 [mi″kro-in´fahrkt]
a very small infarct due to obstruction of circulation in capillaries, arterioles, or small arteries.

microinfarct

/mi·cro·in·farct/ (-in´fahrkt) a very small infarct due to obstruction of circulation in capillaries, arterioles, or small arteries.

microinfarct

A very small INFARCT. Microinfarcts become important when multiple.

microinfarct
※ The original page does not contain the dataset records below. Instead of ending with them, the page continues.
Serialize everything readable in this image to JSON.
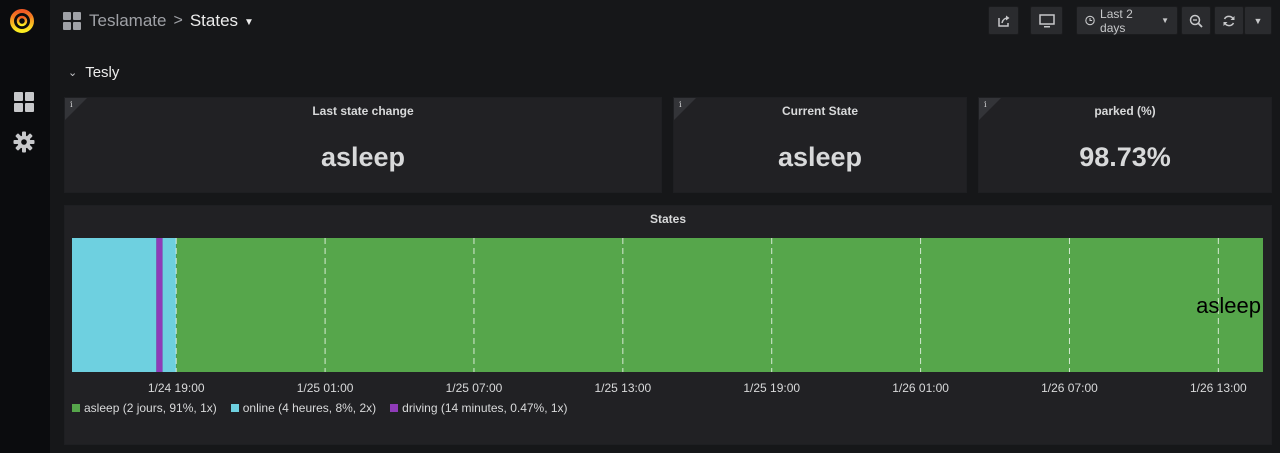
{
  "navbar": {
    "folder": "Teslamate",
    "separator": ">",
    "dashboard_title": "States",
    "time_range": "Last 2 days"
  },
  "row": {
    "title": "Tesly"
  },
  "panels": {
    "last_state_change": {
      "title": "Last state change",
      "value": "asleep"
    },
    "current_state": {
      "title": "Current State",
      "value": "asleep"
    },
    "parked": {
      "title": "parked (%)",
      "value": "98.73%"
    }
  },
  "info_glyph": "i",
  "colors": {
    "asleep": "#56a64b",
    "online": "#6ed0e0",
    "driving": "#8f3bb8",
    "background": "#161719",
    "panel": "#212124"
  },
  "chart_data": {
    "type": "state-timeline",
    "title": "States",
    "x_ticks": [
      "1/24 19:00",
      "1/25 01:00",
      "1/25 07:00",
      "1/25 13:00",
      "1/25 19:00",
      "1/26 01:00",
      "1/26 07:00",
      "1/26 13:00"
    ],
    "x_range_hours": [
      0,
      48
    ],
    "tick_start_hour": 4.2,
    "tick_interval_hours": 6,
    "segments": [
      {
        "state": "online",
        "start_hour": 0,
        "end_hour": 3.4
      },
      {
        "state": "driving",
        "start_hour": 3.4,
        "end_hour": 3.65
      },
      {
        "state": "online",
        "start_hour": 3.65,
        "end_hour": 4.2
      },
      {
        "state": "asleep",
        "start_hour": 4.2,
        "end_hour": 48
      }
    ],
    "value_label": "asleep",
    "legend": [
      {
        "state": "asleep",
        "label": "asleep (2 jours, 91%, 1x)"
      },
      {
        "state": "online",
        "label": "online (4 heures, 8%, 2x)"
      },
      {
        "state": "driving",
        "label": "driving (14 minutes, 0.47%, 1x)"
      }
    ]
  }
}
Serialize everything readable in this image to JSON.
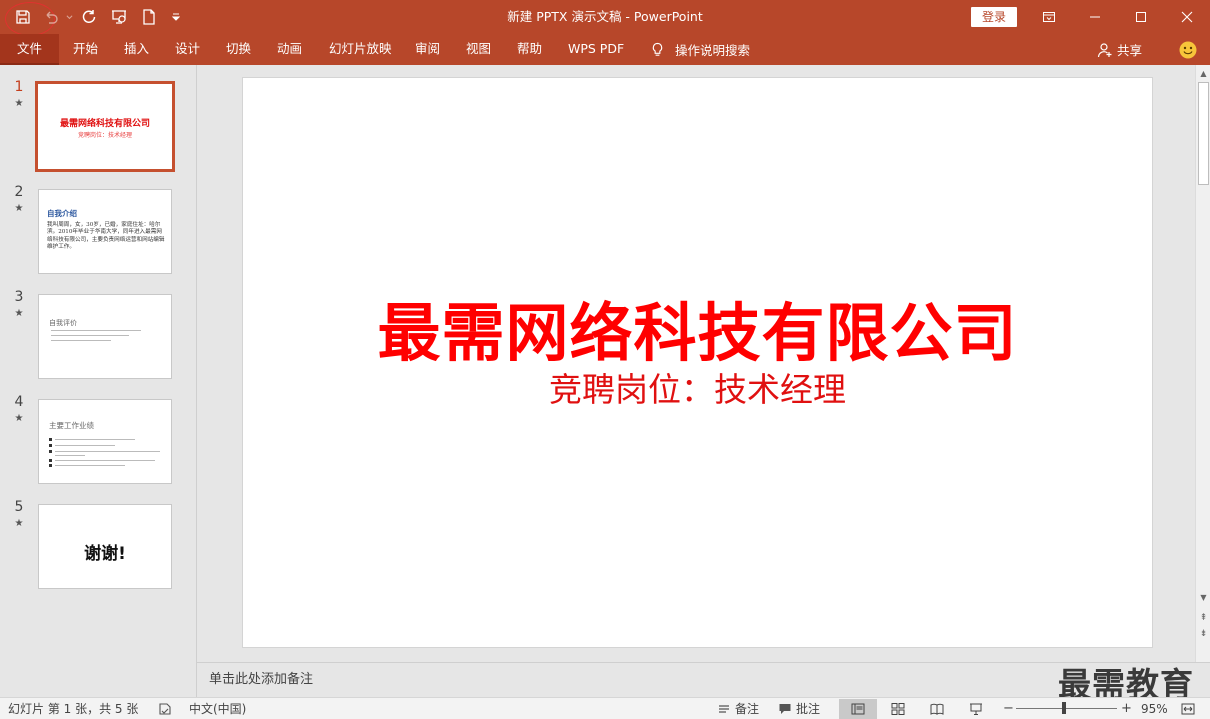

a very small infarct due to obstruction of circulation in capillaries, arterioles or small arteries.
References in periodicals archive ?
T[degrees]e insportance of microinfarcts as a physical sign should riot be underestimated.
Microbleed and microinfarct detection in amyloid angiopathy: A high-resolution mri-histopathology study.
This has been attributed mainly to the ability of serum troponins to detect microinfarcts, areas of necrosis too small to produce electrocardiographic changes or increased serum cardiac enzymes.
Furthermore, the small-vessel diseases such as microinfarcts, white matter lesions, and lacunes caused by microembolisms due to plaque rupture and subsequent silent stroke provide us new ideas about the mechanisms.
Increased number of microinfarcts in Alzheimer disease at 7-T MR imaging.
Prolonged hyperinsulinemia, as found in these aforementioned metabolic states, is believed to cause endothelia proliferation, capillary narrowing, and microinfarcts (Taylor & MacQueen, 2007).
It is conceivable that [cerebral amyloid angiopathy], which is commonly seen in patients with AD and is associated with parenchymal amyloid, may lead to ischemic vascular events in the brain like [white-matter hyperintensities], microinfarcts, and [microbleeds].
It might be related to microemboli shedding from the vascular plaque and causing microinfarcts, or to decreased blood flow and oxygenation to the brain, Dr.
The most common irreversible dementias are AD, vascular brain injury usually caused by cerebral microinfarcts "mini-strokes", and Lewy body dementia, which produces visual hallucinations, deficits in attention and concentration, and Parkinsonian symptoms.
Additional mechanisms and risk factors for osteopenia in SCD include delayed puberty and low accrual of peak bone mass, bone microinfarcts resulting from repeated sickle crises, chronic illness with immobilization, and calcium, vitamin D, and other nutritional deficiencies (35), (36).
These included two distinct types of brain lesion: those indicating Alzheimer's disease, and lesions called microinfarcts, usually attributed to tiny, multiple, unrecognized strokes.
The high flow and pressure pulsations in fragile microvasculature and increased energy loss can result in microhemorrhages and microinfarcts in these organs (8, 21, 22).